(About this exercise)
How many of the lines below hold the word "List"? Answer only with the number.
--- Excerpted data Enclosed Below ---
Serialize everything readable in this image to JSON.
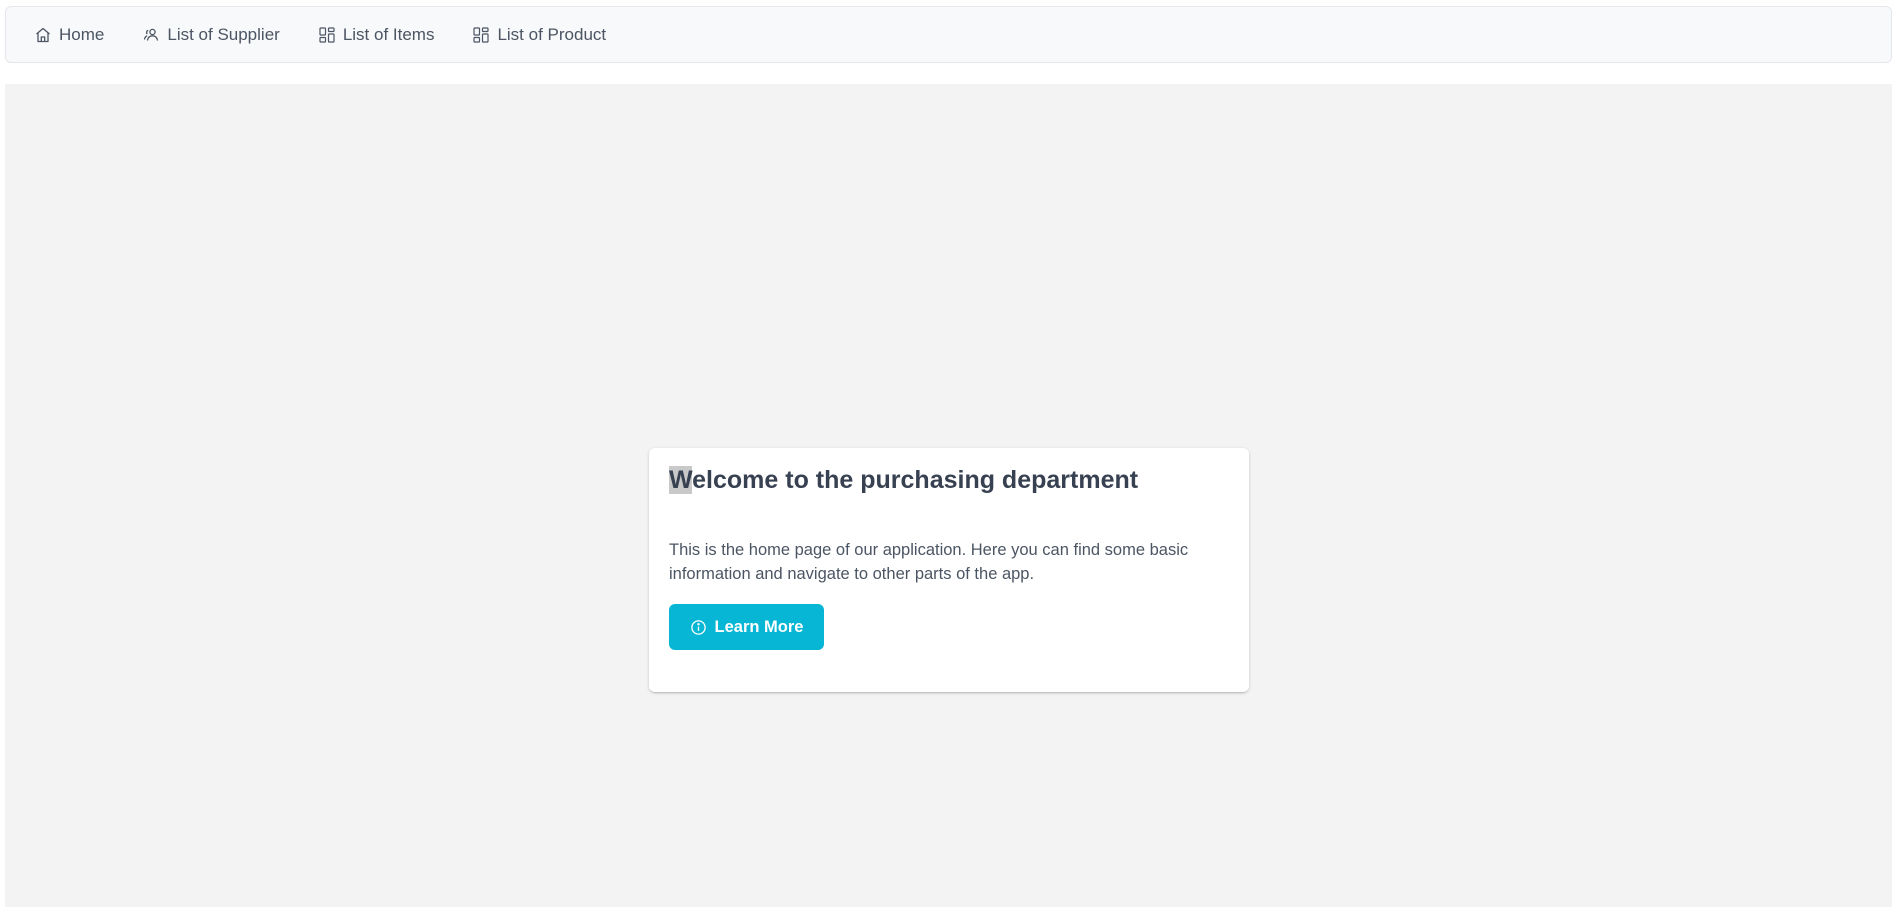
{
  "menubar": {
    "items": [
      {
        "label": "Home",
        "icon": "home-icon"
      },
      {
        "label": "List of Supplier",
        "icon": "users-icon"
      },
      {
        "label": "List of Items",
        "icon": "th-large-icon"
      },
      {
        "label": "List of Product",
        "icon": "th-large-icon"
      }
    ]
  },
  "card": {
    "title_first": "W",
    "title_rest": "elcome to the purchasing department",
    "text": "This is the home page of our application. Here you can find some basic information and navigate to other parts of the app.",
    "button_label": "Learn More",
    "button_icon": "info-circle-icon"
  },
  "colors": {
    "accent": "#06b6d4",
    "background": "#f3f3f3",
    "menubar_bg": "#f8f9fa",
    "text": "#4b5563"
  }
}
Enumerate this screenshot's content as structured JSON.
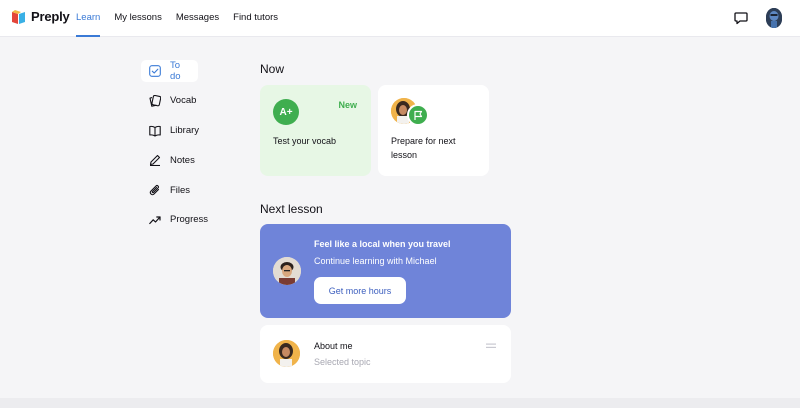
{
  "app": {
    "brand": "Preply"
  },
  "nav": {
    "items": [
      {
        "label": "Learn",
        "active": true
      },
      {
        "label": "My lessons",
        "active": false
      },
      {
        "label": "Messages",
        "active": false
      },
      {
        "label": "Find tutors",
        "active": false
      }
    ]
  },
  "header": {
    "icons": [
      "chat-icon",
      "user-avatar"
    ]
  },
  "sidebar": {
    "items": [
      {
        "label": "To do",
        "icon": "check-square-icon",
        "active": true
      },
      {
        "label": "Vocab",
        "icon": "cards-icon",
        "active": false
      },
      {
        "label": "Library",
        "icon": "book-icon",
        "active": false
      },
      {
        "label": "Notes",
        "icon": "pencil-icon",
        "active": false
      },
      {
        "label": "Files",
        "icon": "paperclip-icon",
        "active": false
      },
      {
        "label": "Progress",
        "icon": "trend-icon",
        "active": false
      }
    ]
  },
  "now": {
    "title": "Now",
    "cards": [
      {
        "label": "Test your vocab",
        "badge": "New",
        "icon_text": "A+"
      },
      {
        "label_line1": "Prepare for next",
        "label_line2": "lesson"
      }
    ]
  },
  "next_lesson": {
    "title": "Next lesson",
    "banner_title": "Feel like a local when you travel",
    "banner_sub": "Continue learning with Michael",
    "button_label": "Get more hours"
  },
  "about": {
    "title": "About me",
    "subtitle": "Selected topic"
  },
  "colors": {
    "accent": "#3a7ad6",
    "green": "#3fae4f",
    "banner": "#6f84d9"
  }
}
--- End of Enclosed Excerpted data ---
(Answer section)
3